The water system in our homes is a cycle with water entering on the supply side and leaving on the sewer side. The final pluming connections on our home are where the waste water enters the municipal sewer system. Many municipalities have two sewer systems. One for domestic waste water which goes to a sewage treatment plant, and another which connects to the 'storm' water which may flow directly to streams and rivers. This can mean two connections to the sewer systems from many homes, particularly those with underground downspout connections from roof gutters which send water to the storm water system.
The main drain stack (stack is a term for a vertical drain pipe) in the home turns towards the street at the lowest level of the home plumbing and is directly connected with the city sewer. One risk of sewer systems, particularly in low lying areas, is sewer backups. In flooding conditions, the municipal sewer system may no longer be able to drain away and water will back-up from higher up the system and flow backwards into lower homes. A back-flow preventer can be installed to ensure water only travels one way out of the home to prevent sewer back ups.
Homes in rural areas may not have access to municipal sewer systems. Septic tanks and septic fields are two common systems for removing waste from rural homes. Where it is not possible to discharge waste into the ground soil with a septic field or drain, it may be necessary to have the waste pumped away by trucks on a regular basis. Because of the complexities and health issues with managing waste water, home inspectors should leave septic field investigations to the experts.

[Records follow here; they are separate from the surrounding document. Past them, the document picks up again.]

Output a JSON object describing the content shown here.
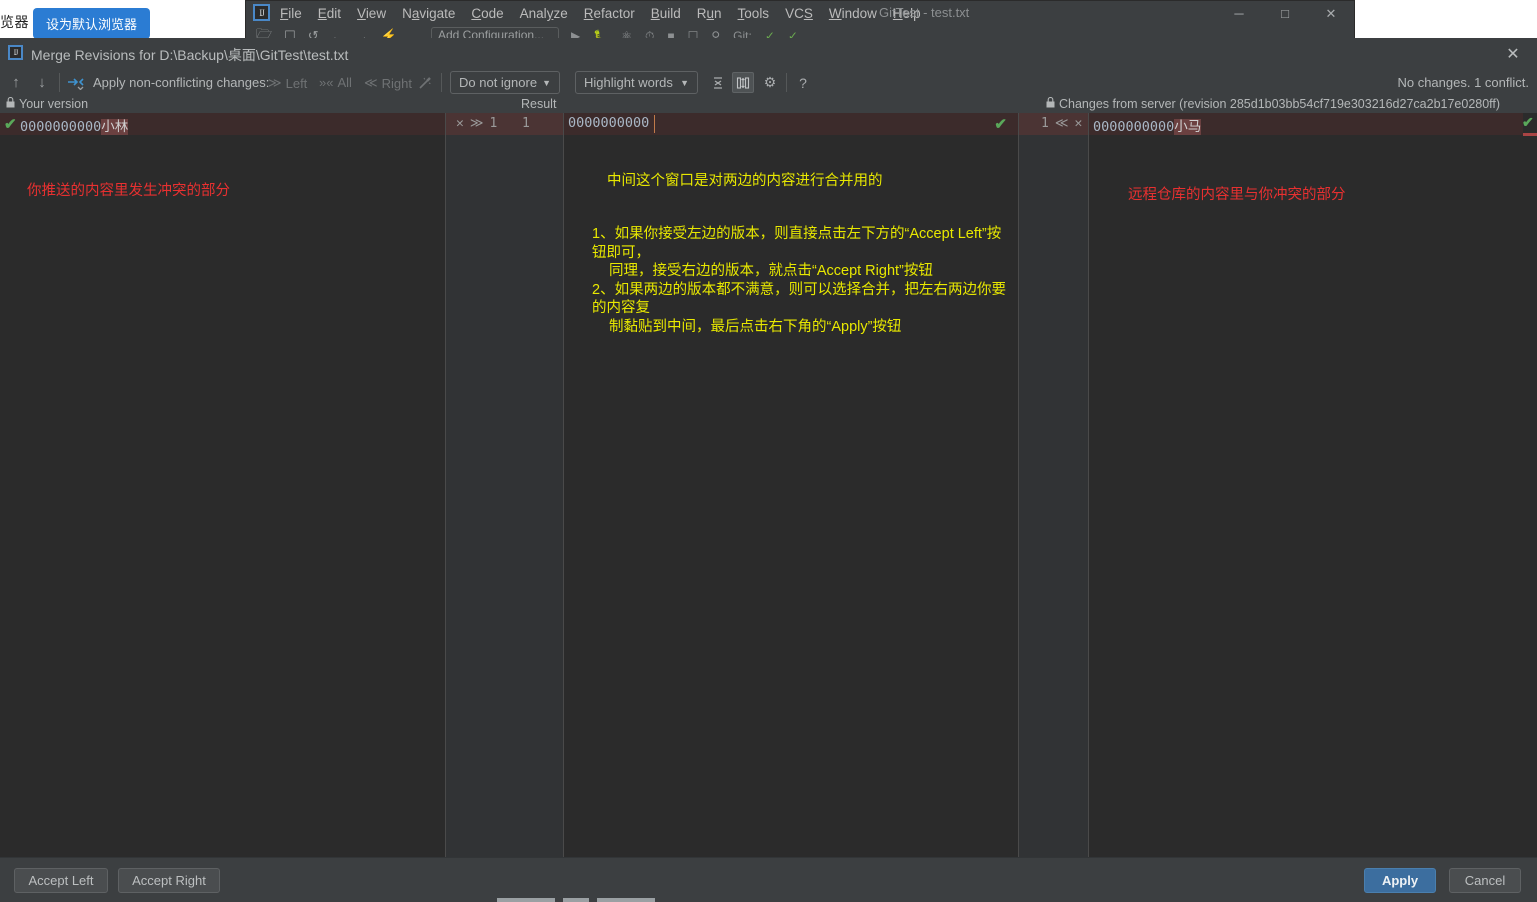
{
  "background": {
    "browser_fragment_label": "览器",
    "default_browser_button": "设为默认浏览器",
    "idea_window": {
      "logo": "IJ",
      "menus": [
        {
          "pre": "",
          "mn": "F",
          "post": "ile"
        },
        {
          "pre": "",
          "mn": "E",
          "post": "dit"
        },
        {
          "pre": "",
          "mn": "V",
          "post": "iew"
        },
        {
          "pre": "N",
          "mn": "a",
          "post": "vigate"
        },
        {
          "pre": "",
          "mn": "C",
          "post": "ode"
        },
        {
          "pre": "Anal",
          "mn": "y",
          "post": "ze"
        },
        {
          "pre": "",
          "mn": "R",
          "post": "efactor"
        },
        {
          "pre": "",
          "mn": "B",
          "post": "uild"
        },
        {
          "pre": "R",
          "mn": "u",
          "post": "n"
        },
        {
          "pre": "",
          "mn": "T",
          "post": "ools"
        },
        {
          "pre": "VC",
          "mn": "S",
          "post": ""
        },
        {
          "pre": "",
          "mn": "W",
          "post": "indow"
        },
        {
          "pre": "",
          "mn": "H",
          "post": "elp"
        }
      ],
      "title": "GitTest - test.txt",
      "window_controls": {
        "minimize": "─",
        "maximize": "□",
        "close": "✕"
      },
      "run_config_placeholder": "Add Configuration..."
    }
  },
  "dialog": {
    "logo": "IJ",
    "title": "Merge Revisions for D:\\Backup\\桌面\\GitTest\\test.txt",
    "close_icon": "✕",
    "toolbar": {
      "prev_diff_icon": "↑",
      "next_diff_icon": "↓",
      "magic_resolve_icon": "⯈",
      "apply_label": "Apply non-conflicting changes:",
      "left_label": "Left",
      "all_label": "All",
      "right_label": "Right",
      "wand_icon": "✨",
      "ignore_combo": "Do not ignore",
      "highlight_combo": "Highlight words",
      "collapse_icon": "⤓",
      "columns_icon": "⦀",
      "settings_icon": "⚙",
      "help_icon": "?",
      "status": "No changes. 1 conflict."
    },
    "headers": {
      "left": "Your version",
      "left_lock": "🔒",
      "middle": "Result",
      "right": "Changes from server (revision 285d1b03bb54cf719e303216d27ca2b17e0280ff)",
      "right_lock": "🔒"
    },
    "panes": {
      "left": {
        "accept_check": "✔",
        "line_prefix": "0000000000",
        "line_highlight": "小林",
        "annotation": "你推送的内容里发生冲突的部分"
      },
      "middle": {
        "gutter_left": {
          "revert_icon": "✕",
          "accept_icon": "≫",
          "left_number": "1",
          "right_number": "1"
        },
        "line_text": "0000000000",
        "accept_check": "✔",
        "annotation_title": "中间这个窗口是对两边的内容进行合并用的",
        "annotation_item1_line1": "1、如果你接受左边的版本，则直接点击左下方的“Accept Left”按钮即可，",
        "annotation_item1_line2": "同理，接受右边的版本，就点击“Accept Right”按钮",
        "annotation_item2_line1": "2、如果两边的版本都不满意，则可以选择合并，把左右两边你要的内容复",
        "annotation_item2_line2": "制黏贴到中间，最后点击右下角的“Apply”按钮"
      },
      "right": {
        "gutter": {
          "number": "1",
          "accept_icon": "≪",
          "revert_icon": "✕"
        },
        "line_prefix": "0000000000",
        "line_highlight": "小马",
        "annotation": "远程仓库的内容里与你冲突的部分",
        "overview_check": "✔"
      }
    },
    "buttons": {
      "accept_left": "Accept Left",
      "accept_right": "Accept Right",
      "apply": "Apply",
      "cancel": "Cancel"
    }
  },
  "colors": {
    "dialog_bg": "#3c3f41",
    "editor_bg": "#2b2b2b",
    "conflict_row": "#3c2b2b",
    "accent_blue": "#3c6e9f",
    "annotation_red": "#e83030",
    "annotation_yellow": "#e8e800",
    "check_green": "#5aa85a"
  }
}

Other Plumbing Systems
There are additional pluming systems that may be in place in homes:
- Fire Sprinkler Systems - These systems fall under strict fire codes and require inspections by specially licensed fire safety professionals and are not reviewed in home inspections.
- Sump Pumps/Sewage Ejectors - There are times when the local sewer system connections are higher than the lowest drains in the home. In these cases, water needs to be collected in a sump which is then mechanically raised higher for sewage draining with a pump. Home Inspectors will review these systems to ensure they appear to be functioning correctly.
- Hot Water for Heating - Hot water heating systems are covered by home inspectors in the heating portion of the inspection
- Whole Home Water Filtration - In order to improve water taste, some home owners put in whole home filters. These are considered an accessory to the home and are not investigated in a home inspection.
- Lawn and Garden Sprinklers - Visible connections to these systems inside the home are inspected for any leaks but the lawn components and proprietary electronic and timers are not included in a home inspection and require an expert in this industry for evaluation.
Home plumbing systems use very simple principles like gravity, pressure, and pipes to deliver running hot and cold water where we want in our homes and as long as they operate properly, there is very little thought or maintenance given to the system. However, when things go wrong in plumbing systems, damages can often be very expensive to repair. To prevent damage or life safety concerns, always have a licensed Plumber perform work on home pluming system. Lastly, before you buy a home, have a professional home inspector review the materials and function of your plumbing system so you know your home will be safe and solid.